- How to complete this task: Look through the data below. Show each line where the string "icon" occurs.
** Excerpted records follows **
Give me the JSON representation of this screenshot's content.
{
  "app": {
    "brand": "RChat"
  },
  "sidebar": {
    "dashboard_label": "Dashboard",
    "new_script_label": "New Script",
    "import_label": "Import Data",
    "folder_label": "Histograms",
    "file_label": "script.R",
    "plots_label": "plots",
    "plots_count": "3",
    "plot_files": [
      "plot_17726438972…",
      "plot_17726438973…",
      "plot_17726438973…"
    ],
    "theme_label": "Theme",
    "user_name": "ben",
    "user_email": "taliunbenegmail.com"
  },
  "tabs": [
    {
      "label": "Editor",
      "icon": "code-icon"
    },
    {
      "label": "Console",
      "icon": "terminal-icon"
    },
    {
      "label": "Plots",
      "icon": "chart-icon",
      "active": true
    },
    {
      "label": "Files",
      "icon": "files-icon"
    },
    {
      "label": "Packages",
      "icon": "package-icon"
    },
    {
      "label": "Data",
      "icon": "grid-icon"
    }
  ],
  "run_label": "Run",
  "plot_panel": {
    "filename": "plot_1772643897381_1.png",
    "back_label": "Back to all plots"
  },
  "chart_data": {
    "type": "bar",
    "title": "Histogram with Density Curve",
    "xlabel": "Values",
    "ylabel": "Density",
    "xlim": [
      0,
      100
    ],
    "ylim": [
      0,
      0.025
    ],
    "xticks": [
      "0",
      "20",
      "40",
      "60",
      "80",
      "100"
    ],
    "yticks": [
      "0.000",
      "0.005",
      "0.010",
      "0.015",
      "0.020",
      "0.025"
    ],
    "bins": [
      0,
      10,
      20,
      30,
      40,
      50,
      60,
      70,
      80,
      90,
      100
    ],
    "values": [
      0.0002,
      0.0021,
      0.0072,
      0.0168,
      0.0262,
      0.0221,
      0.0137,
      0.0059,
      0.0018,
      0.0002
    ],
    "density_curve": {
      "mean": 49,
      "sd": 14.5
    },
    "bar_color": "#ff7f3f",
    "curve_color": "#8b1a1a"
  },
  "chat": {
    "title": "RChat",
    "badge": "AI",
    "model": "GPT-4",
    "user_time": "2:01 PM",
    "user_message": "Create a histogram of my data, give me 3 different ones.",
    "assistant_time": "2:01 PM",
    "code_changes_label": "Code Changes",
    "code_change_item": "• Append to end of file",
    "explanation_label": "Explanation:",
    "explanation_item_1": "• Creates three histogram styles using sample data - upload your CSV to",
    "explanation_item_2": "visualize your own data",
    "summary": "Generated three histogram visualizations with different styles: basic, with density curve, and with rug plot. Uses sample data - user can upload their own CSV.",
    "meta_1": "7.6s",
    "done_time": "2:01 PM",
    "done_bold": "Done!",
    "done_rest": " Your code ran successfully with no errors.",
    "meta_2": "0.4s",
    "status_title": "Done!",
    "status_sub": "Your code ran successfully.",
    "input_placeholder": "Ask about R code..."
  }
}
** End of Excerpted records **
- Result for this exercise:
      "icon": "code-icon"
      "icon": "terminal-icon"
      "icon": "chart-icon",
      "icon": "files-icon"
      "icon": "package-icon"
      "icon": "grid-icon"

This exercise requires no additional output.